Trust Deed Notes – A Brief Note
A trust deed or a deed of trust is an intangible instrument of security. It has the qualities of a basic mortgage. The trust deed will declare that until the borrower pays back the debt, the borrower will be entitled to an equitable title alone. The legal title to the property will be transferred to the trustee.
Trust deeds are of two types:
Secured notes: These are backed by collateral, meaning the lender is given assurance in the form return and interest via the deeds of trust.
Unsecured notes: As expected, is not backed by collateral. Unsecured notes are mostly reserved for known acquaintances.
Trust deed investing is investing in loans that are secured by properties. Most trust deed investing is undertaken for short term maturity (usually under 5 years) when investing in trusted real estate investors.
What makes trust deed investing a good option?

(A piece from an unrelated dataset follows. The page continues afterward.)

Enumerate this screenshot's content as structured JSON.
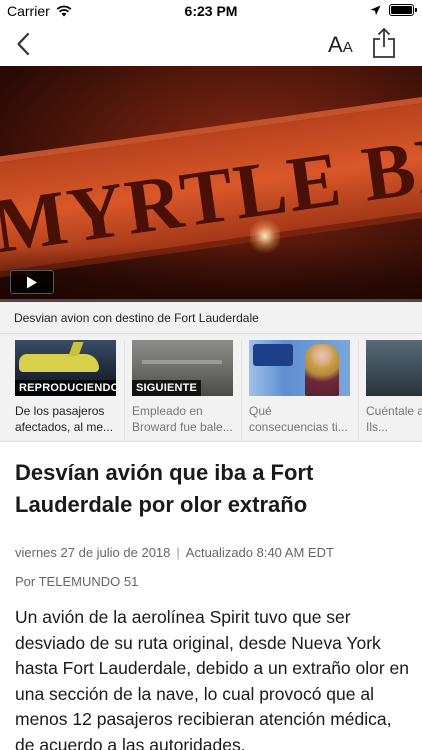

The number one factor that drives trust deed investing is the high interest rate with almost no risk. Trust deed investors get their top single-digit returns monthly. Returns over 8% are not uncommon in trust deed investing.
The setback for this policy is that it is not liquid. Investments have to run their tenure or until the borrower has paid the loan back or when there is default, until the property is foreclosed and sold.
In the eventuality of the payment default by the borrower, the property in concern cannot be sold for more than the amount transacted for.
Trust deeds investments, backed by a promissory note that defines the amount and terms of the loan and high rates, are a relatively safe option for investments in real estate.